> **Records for this task**
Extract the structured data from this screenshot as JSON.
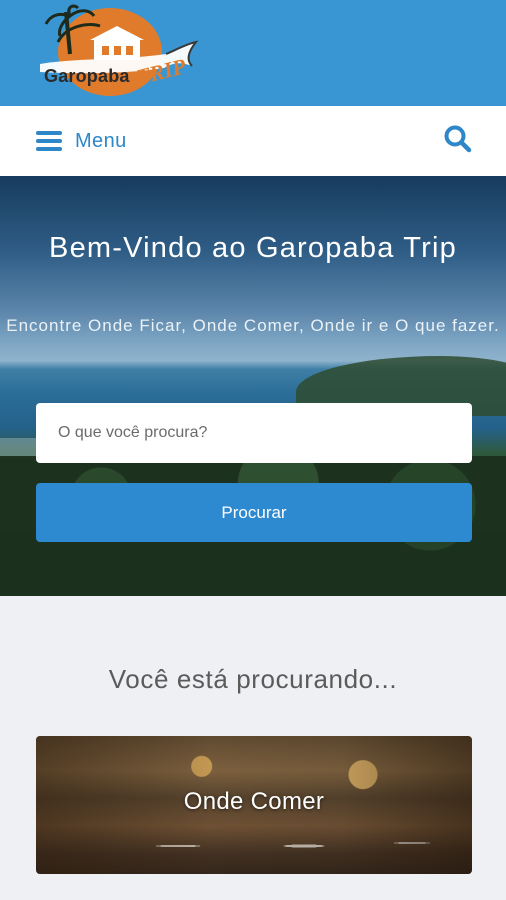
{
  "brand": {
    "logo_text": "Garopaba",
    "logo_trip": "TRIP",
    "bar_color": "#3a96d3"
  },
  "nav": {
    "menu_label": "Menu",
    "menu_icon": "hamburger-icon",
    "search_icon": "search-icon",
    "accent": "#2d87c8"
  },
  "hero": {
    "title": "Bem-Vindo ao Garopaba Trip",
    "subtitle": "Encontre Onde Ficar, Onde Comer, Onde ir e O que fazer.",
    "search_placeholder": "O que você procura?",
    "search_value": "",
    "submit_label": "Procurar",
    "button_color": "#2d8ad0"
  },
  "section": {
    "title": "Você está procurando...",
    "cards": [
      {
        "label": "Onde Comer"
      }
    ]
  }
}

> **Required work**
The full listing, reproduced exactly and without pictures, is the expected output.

> **Task output**
Extract the structured data from this screenshot as JSON.
{
  "brand": {
    "logo_text": "Garopaba",
    "logo_trip": "TRIP",
    "bar_color": "#3a96d3"
  },
  "nav": {
    "menu_label": "Menu",
    "menu_icon": "hamburger-icon",
    "search_icon": "search-icon",
    "accent": "#2d87c8"
  },
  "hero": {
    "title": "Bem-Vindo ao Garopaba Trip",
    "subtitle": "Encontre Onde Ficar, Onde Comer, Onde ir e O que fazer.",
    "search_placeholder": "O que você procura?",
    "search_value": "",
    "submit_label": "Procurar",
    "button_color": "#2d8ad0"
  },
  "section": {
    "title": "Você está procurando...",
    "cards": [
      {
        "label": "Onde Comer"
      }
    ]
  }
}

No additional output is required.